"""
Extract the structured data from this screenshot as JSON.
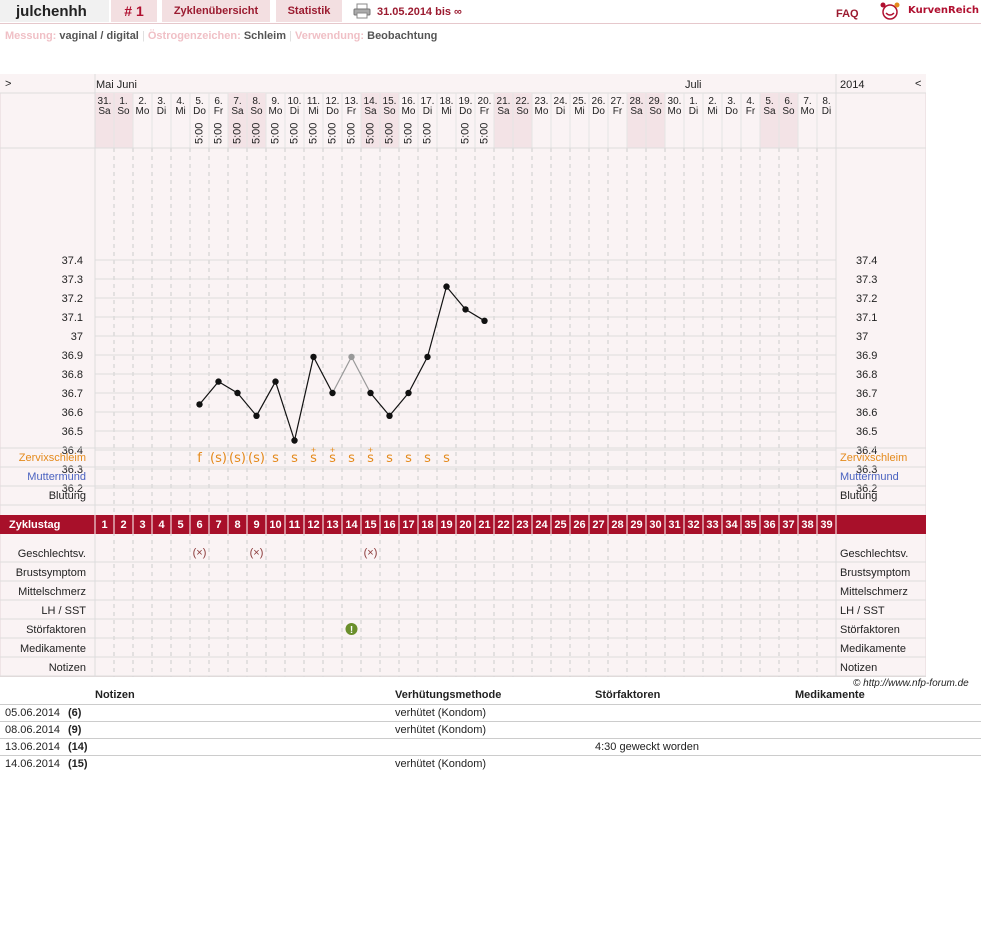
{
  "header": {
    "user": "julchenhh",
    "cycle_number": "# 1",
    "tab_cycles": "Zyklenübersicht",
    "tab_stats": "Statistik",
    "date_range": "31.05.2014 bis ∞",
    "faq": "FAQ",
    "logo_text": "KurvenReich"
  },
  "info": {
    "measure_label": "Messung:",
    "measure_value": "vaginal / digital",
    "estrogen_label": "Östrogenzeichen:",
    "estrogen_value": "Schleim",
    "usage_label": "Verwendung:",
    "usage_value": "Beobachtung"
  },
  "chart_data": {
    "type": "line",
    "nav_prev": ">",
    "nav_next": "<",
    "year": "2014",
    "month_labels": [
      {
        "text": "Mai Juni",
        "col": 0
      },
      {
        "text": "Juli",
        "col": 31
      }
    ],
    "days": [
      {
        "d": "31.",
        "w": "Sa",
        "we": true
      },
      {
        "d": "1.",
        "w": "So",
        "we": true
      },
      {
        "d": "2.",
        "w": "Mo"
      },
      {
        "d": "3.",
        "w": "Di"
      },
      {
        "d": "4.",
        "w": "Mi"
      },
      {
        "d": "5.",
        "w": "Do"
      },
      {
        "d": "6.",
        "w": "Fr"
      },
      {
        "d": "7.",
        "w": "Sa",
        "we": true
      },
      {
        "d": "8.",
        "w": "So",
        "we": true
      },
      {
        "d": "9.",
        "w": "Mo"
      },
      {
        "d": "10.",
        "w": "Di"
      },
      {
        "d": "11.",
        "w": "Mi"
      },
      {
        "d": "12.",
        "w": "Do"
      },
      {
        "d": "13.",
        "w": "Fr"
      },
      {
        "d": "14.",
        "w": "Sa",
        "we": true
      },
      {
        "d": "15.",
        "w": "So",
        "we": true
      },
      {
        "d": "16.",
        "w": "Mo"
      },
      {
        "d": "17.",
        "w": "Di"
      },
      {
        "d": "18.",
        "w": "Mi"
      },
      {
        "d": "19.",
        "w": "Do"
      },
      {
        "d": "20.",
        "w": "Fr"
      },
      {
        "d": "21.",
        "w": "Sa",
        "we": true
      },
      {
        "d": "22.",
        "w": "So",
        "we": true
      },
      {
        "d": "23.",
        "w": "Mo"
      },
      {
        "d": "24.",
        "w": "Di"
      },
      {
        "d": "25.",
        "w": "Mi"
      },
      {
        "d": "26.",
        "w": "Do"
      },
      {
        "d": "27.",
        "w": "Fr"
      },
      {
        "d": "28.",
        "w": "Sa",
        "we": true
      },
      {
        "d": "29.",
        "w": "So",
        "we": true
      },
      {
        "d": "30.",
        "w": "Mo"
      },
      {
        "d": "1.",
        "w": "Di"
      },
      {
        "d": "2.",
        "w": "Mi"
      },
      {
        "d": "3.",
        "w": "Do"
      },
      {
        "d": "4.",
        "w": "Fr"
      },
      {
        "d": "5.",
        "w": "Sa",
        "we": true
      },
      {
        "d": "6.",
        "w": "So",
        "we": true
      },
      {
        "d": "7.",
        "w": "Mo"
      },
      {
        "d": "8.",
        "w": "Di"
      }
    ],
    "times": {
      "5": "5:00",
      "6": "5:00",
      "7": "5:00",
      "8": "5:00",
      "9": "5:00",
      "10": "5:00",
      "11": "5:00",
      "12": "5:00",
      "13": "5:00",
      "14": "5:00",
      "15": "5:00",
      "16": "5:00",
      "17": "5:00",
      "19": "5:00",
      "20": "5:00"
    },
    "y_ticks": [
      "37.4",
      "37.3",
      "37.2",
      "37.1",
      "37",
      "36.9",
      "36.8",
      "36.7",
      "36.6",
      "36.5",
      "36.4",
      "36.3",
      "36.2"
    ],
    "ylim": [
      36.2,
      37.4
    ],
    "series": [
      {
        "points": [
          {
            "cycle_day": 6,
            "temp": 36.64
          },
          {
            "cycle_day": 7,
            "temp": 36.76
          },
          {
            "cycle_day": 8,
            "temp": 36.7
          },
          {
            "cycle_day": 9,
            "temp": 36.58
          },
          {
            "cycle_day": 10,
            "temp": 36.76
          },
          {
            "cycle_day": 11,
            "temp": 36.45
          },
          {
            "cycle_day": 12,
            "temp": 36.89
          },
          {
            "cycle_day": 13,
            "temp": 36.7
          },
          {
            "cycle_day": 14,
            "temp": 36.89,
            "excluded": true
          },
          {
            "cycle_day": 15,
            "temp": 36.7
          },
          {
            "cycle_day": 16,
            "temp": 36.58
          },
          {
            "cycle_day": 17,
            "temp": 36.7
          },
          {
            "cycle_day": 18,
            "temp": 36.89
          },
          {
            "cycle_day": 19,
            "temp": 37.26
          },
          {
            "cycle_day": 20,
            "temp": 37.14
          },
          {
            "cycle_day": 21,
            "temp": 37.08
          }
        ]
      }
    ],
    "rows": {
      "cervix_label": "Zervixschleim",
      "mouth_label": "Muttermund",
      "bleeding_label": "Blutung",
      "cycle_label": "Zyklustag",
      "sex_label": "Geschlechtsv.",
      "breast_label": "Brustsymptom",
      "pain_label": "Mittelschmerz",
      "lh_label": "LH / SST",
      "disturb_label": "Störfaktoren",
      "med_label": "Medikamente",
      "notes_label": "Notizen"
    },
    "cervix": {
      "6": "f",
      "7": "(s)",
      "8": "(s)",
      "9": "(s)",
      "10": "s",
      "11": "s",
      "12": "s+",
      "13": "s+",
      "14": "s",
      "15": "s+",
      "16": "s",
      "17": "s",
      "18": "s",
      "19": "s"
    },
    "cycle_days": [
      "1",
      "2",
      "3",
      "4",
      "5",
      "6",
      "7",
      "8",
      "9",
      "10",
      "11",
      "12",
      "13",
      "14",
      "15",
      "16",
      "17",
      "18",
      "19",
      "20",
      "21",
      "22",
      "23",
      "24",
      "25",
      "26",
      "27",
      "28",
      "29",
      "30",
      "31",
      "32",
      "33",
      "34",
      "35",
      "36",
      "37",
      "38",
      "39"
    ],
    "sex_days": [
      6,
      9,
      15
    ],
    "disturb_days": [
      14
    ],
    "colors": {
      "accent": "#a8102a",
      "weekend": "#f3e3e6",
      "grid_bg": "#faf3f4",
      "cervix": "#e48a1c",
      "mouth": "#4a62c0",
      "disturb": "#6b8f2c"
    }
  },
  "copyright": "© http://www.nfp-forum.de",
  "notes": {
    "headers": [
      "Notizen",
      "Verhütungsmethode",
      "Störfaktoren",
      "Medikamente"
    ],
    "rows": [
      {
        "date": "05.06.2014",
        "day": "(6)",
        "method": "verhütet (Kondom)",
        "disturb": ""
      },
      {
        "date": "08.06.2014",
        "day": "(9)",
        "method": "verhütet (Kondom)",
        "disturb": ""
      },
      {
        "date": "13.06.2014",
        "day": "(14)",
        "method": "",
        "disturb": "4:30 geweckt worden"
      },
      {
        "date": "14.06.2014",
        "day": "(15)",
        "method": "verhütet (Kondom)",
        "disturb": ""
      }
    ]
  }
}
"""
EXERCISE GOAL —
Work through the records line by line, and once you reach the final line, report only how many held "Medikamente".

TASK RESPONSE —
2